“You’re talking about the document that set up the entire N.S.A., it’s one which all members are entitled to see without shuttling back and forth downtown to look at.”
Assistant Defense Secretary Hall told an incredulous Pike that he hadn’t brought the NSA charter with him as he’d been told to, and that he couldn’t because “I need clearance” and the charter “has secret material in it.”
“It seems incredible to me, very frankly, that we are asked to appropriate large amounts of money for that agency which employs large numbers of people without being provided a copy of the piece of paper by which the agency is authorized.”
Pike’s investigations led him to believe that the combined intelligence agencies were massively understating their budgets, and that the true figure was in the area of $10 billion in 1975 dollars (about $43 billion today), with the NSA by far the largest intelligence agency of all.
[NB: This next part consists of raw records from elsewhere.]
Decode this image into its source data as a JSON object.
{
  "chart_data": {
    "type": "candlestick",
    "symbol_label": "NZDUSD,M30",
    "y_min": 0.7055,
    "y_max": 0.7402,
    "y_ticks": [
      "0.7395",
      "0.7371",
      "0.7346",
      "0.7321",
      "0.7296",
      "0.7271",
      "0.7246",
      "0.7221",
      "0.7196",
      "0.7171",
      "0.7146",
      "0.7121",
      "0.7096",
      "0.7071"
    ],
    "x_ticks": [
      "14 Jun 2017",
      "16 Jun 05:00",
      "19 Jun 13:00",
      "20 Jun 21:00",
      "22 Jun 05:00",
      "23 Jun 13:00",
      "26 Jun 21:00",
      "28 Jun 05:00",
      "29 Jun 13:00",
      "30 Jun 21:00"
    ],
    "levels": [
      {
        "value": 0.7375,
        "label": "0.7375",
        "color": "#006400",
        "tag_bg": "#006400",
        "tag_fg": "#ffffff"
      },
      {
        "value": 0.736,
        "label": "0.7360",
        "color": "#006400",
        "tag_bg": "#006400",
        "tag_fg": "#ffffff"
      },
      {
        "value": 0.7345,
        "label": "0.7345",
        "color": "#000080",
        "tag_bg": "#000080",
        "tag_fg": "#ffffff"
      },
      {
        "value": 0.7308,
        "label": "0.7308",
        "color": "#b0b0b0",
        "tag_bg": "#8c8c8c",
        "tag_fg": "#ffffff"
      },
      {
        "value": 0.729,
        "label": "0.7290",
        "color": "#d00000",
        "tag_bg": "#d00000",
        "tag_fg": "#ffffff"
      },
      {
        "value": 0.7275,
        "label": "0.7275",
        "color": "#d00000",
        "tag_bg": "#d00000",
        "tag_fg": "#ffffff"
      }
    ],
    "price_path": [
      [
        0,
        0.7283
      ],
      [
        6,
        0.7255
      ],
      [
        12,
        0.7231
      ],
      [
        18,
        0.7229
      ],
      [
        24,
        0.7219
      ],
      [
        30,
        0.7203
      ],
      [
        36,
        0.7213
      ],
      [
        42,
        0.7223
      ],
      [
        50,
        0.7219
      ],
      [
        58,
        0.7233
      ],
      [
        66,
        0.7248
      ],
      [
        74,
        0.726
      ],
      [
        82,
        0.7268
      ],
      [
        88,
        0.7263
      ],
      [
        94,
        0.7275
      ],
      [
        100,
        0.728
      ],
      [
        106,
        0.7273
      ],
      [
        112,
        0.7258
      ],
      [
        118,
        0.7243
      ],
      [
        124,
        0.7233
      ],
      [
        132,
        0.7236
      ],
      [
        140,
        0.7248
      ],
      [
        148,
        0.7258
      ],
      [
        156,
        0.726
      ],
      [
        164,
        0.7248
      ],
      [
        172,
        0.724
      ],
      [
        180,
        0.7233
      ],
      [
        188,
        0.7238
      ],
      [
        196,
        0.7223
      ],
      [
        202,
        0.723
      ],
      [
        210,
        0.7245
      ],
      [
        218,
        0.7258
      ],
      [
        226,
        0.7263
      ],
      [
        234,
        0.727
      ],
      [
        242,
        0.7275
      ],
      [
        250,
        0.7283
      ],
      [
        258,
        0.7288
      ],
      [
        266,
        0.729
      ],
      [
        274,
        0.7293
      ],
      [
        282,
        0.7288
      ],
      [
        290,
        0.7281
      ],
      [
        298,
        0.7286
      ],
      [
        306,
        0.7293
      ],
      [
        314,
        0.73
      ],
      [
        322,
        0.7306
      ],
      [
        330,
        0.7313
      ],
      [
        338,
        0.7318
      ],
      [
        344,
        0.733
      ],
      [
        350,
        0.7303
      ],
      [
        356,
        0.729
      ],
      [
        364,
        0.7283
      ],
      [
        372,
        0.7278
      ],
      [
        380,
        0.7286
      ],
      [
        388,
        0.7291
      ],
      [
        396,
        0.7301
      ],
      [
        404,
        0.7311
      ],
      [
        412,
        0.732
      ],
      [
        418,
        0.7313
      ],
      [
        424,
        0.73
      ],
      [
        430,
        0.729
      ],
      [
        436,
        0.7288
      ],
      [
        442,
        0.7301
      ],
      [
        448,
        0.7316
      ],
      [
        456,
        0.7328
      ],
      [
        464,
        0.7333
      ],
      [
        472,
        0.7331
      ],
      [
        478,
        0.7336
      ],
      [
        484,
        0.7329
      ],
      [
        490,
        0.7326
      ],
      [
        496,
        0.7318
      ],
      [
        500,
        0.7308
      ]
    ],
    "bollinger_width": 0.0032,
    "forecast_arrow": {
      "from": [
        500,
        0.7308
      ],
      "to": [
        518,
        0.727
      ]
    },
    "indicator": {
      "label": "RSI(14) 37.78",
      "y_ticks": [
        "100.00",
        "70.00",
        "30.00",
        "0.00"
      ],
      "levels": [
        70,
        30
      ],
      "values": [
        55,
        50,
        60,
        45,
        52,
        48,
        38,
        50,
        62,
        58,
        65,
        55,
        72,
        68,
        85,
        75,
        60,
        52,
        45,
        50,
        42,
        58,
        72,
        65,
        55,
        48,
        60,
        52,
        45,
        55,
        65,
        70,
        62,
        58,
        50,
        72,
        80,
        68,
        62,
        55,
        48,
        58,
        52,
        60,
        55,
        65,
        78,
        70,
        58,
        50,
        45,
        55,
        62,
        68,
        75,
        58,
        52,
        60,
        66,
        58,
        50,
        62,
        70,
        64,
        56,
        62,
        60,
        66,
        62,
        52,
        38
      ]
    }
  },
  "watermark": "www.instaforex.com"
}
Broken down, he discovered that about one-fifth of the FBI’s budget went to counterintelligence, largely wasted except as it targeted and harassed leftist dissidents and political opponents. He estimated that the CIA spent about a third of its budget bribing or funding foreign political parties and foreign politicians, including in allied countries like Italy. And that the NSA was a powerful tool in some of the most nefarious—and illegal—domestic surveillance programs.
MUCH MORE....MUST READ!
Sources include: "Puzzle Palace" by James Bamford; "Challenging The Secret Government" by Kathryn Olmsted; archived articles in the New York Times, Washington Post, Newsweek]
Posted by Demeter | Sun Feb 9, 2014, 12:08 PM (1 replies)
Exactly what kind of verifiable, trustworthy, scientific data could possibly have been collected in 1891?
The Victorian scientists were unreliable at best, and certainly couldn't cover the globe or even a small fraction of it. Given the massive prejudices, faulty techniques, and erroneous background information they held so tightly, I would be amazed if they had anything at all to contribute of any value to any topic. The recent reports in many a field are full of studies debunking long-cherished Victorian "scientific conclusions".
This is the biggest flaw in the climate change discussion: you can't make long-term predictions on short-term information, and you can't make any predictions without good data for a long period of time, which is simply not available. A long period is very long, climatologically; in excess of a millenium or 10.
All you can do is guess.
And if your guesses are designed to terrorize people, and move policy in ways that overturn governments and hurt people, then you are not a scientist, but an agitator.
You want to take down the 1%, that's fine. that's evolutionary and ethically just and proper. Just don't further distort science while doing it. Don't rush to judgment.
Posted by Demeter | Sat Feb 8, 2014, 06:46 AM (3 replies)